§ **DATA TO EXAMINE**
········
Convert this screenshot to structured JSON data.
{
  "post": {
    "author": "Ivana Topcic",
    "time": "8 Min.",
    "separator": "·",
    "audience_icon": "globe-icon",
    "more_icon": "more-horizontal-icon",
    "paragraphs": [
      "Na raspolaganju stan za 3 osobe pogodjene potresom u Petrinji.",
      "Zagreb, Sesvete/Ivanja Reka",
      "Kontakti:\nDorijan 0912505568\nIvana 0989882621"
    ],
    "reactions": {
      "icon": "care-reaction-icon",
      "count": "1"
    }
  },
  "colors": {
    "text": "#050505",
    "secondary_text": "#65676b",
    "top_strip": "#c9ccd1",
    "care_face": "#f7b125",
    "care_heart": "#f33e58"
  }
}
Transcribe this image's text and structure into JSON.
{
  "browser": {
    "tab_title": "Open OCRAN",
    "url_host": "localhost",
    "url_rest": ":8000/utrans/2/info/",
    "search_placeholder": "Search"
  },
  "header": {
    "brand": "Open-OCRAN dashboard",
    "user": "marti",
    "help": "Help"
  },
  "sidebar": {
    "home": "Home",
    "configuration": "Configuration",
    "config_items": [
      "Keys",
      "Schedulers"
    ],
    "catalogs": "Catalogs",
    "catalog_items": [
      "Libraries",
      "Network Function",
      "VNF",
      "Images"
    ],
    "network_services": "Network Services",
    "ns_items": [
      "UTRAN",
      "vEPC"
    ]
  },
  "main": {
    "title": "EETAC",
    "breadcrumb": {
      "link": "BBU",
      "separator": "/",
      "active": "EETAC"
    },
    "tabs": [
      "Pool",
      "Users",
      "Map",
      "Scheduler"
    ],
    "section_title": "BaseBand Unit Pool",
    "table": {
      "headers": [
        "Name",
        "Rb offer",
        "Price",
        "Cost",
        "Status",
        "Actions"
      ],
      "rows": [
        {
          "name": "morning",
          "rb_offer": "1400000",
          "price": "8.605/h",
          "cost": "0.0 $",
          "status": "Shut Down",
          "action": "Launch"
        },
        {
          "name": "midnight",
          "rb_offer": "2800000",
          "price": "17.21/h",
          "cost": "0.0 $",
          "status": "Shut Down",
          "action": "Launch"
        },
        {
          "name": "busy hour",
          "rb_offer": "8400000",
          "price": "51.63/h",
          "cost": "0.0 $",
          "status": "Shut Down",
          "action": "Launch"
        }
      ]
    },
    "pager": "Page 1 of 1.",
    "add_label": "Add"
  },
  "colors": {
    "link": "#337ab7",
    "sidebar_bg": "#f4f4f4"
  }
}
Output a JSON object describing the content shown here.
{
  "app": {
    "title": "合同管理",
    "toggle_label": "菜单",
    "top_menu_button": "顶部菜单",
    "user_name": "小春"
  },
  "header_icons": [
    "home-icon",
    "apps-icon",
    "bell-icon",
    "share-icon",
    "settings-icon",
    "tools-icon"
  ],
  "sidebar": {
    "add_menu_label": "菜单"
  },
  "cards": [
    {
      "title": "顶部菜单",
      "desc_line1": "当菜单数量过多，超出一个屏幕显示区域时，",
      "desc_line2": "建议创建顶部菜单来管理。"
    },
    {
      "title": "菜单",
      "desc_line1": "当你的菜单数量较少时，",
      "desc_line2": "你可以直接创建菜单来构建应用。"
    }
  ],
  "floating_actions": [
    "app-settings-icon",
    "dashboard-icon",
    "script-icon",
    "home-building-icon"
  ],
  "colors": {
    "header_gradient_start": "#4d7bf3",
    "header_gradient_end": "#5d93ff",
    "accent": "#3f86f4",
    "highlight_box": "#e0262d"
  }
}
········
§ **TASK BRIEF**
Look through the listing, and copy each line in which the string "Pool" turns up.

§ **ANSWER AREA**
      "Pool",
    "section_title": "BaseBand Unit Pool",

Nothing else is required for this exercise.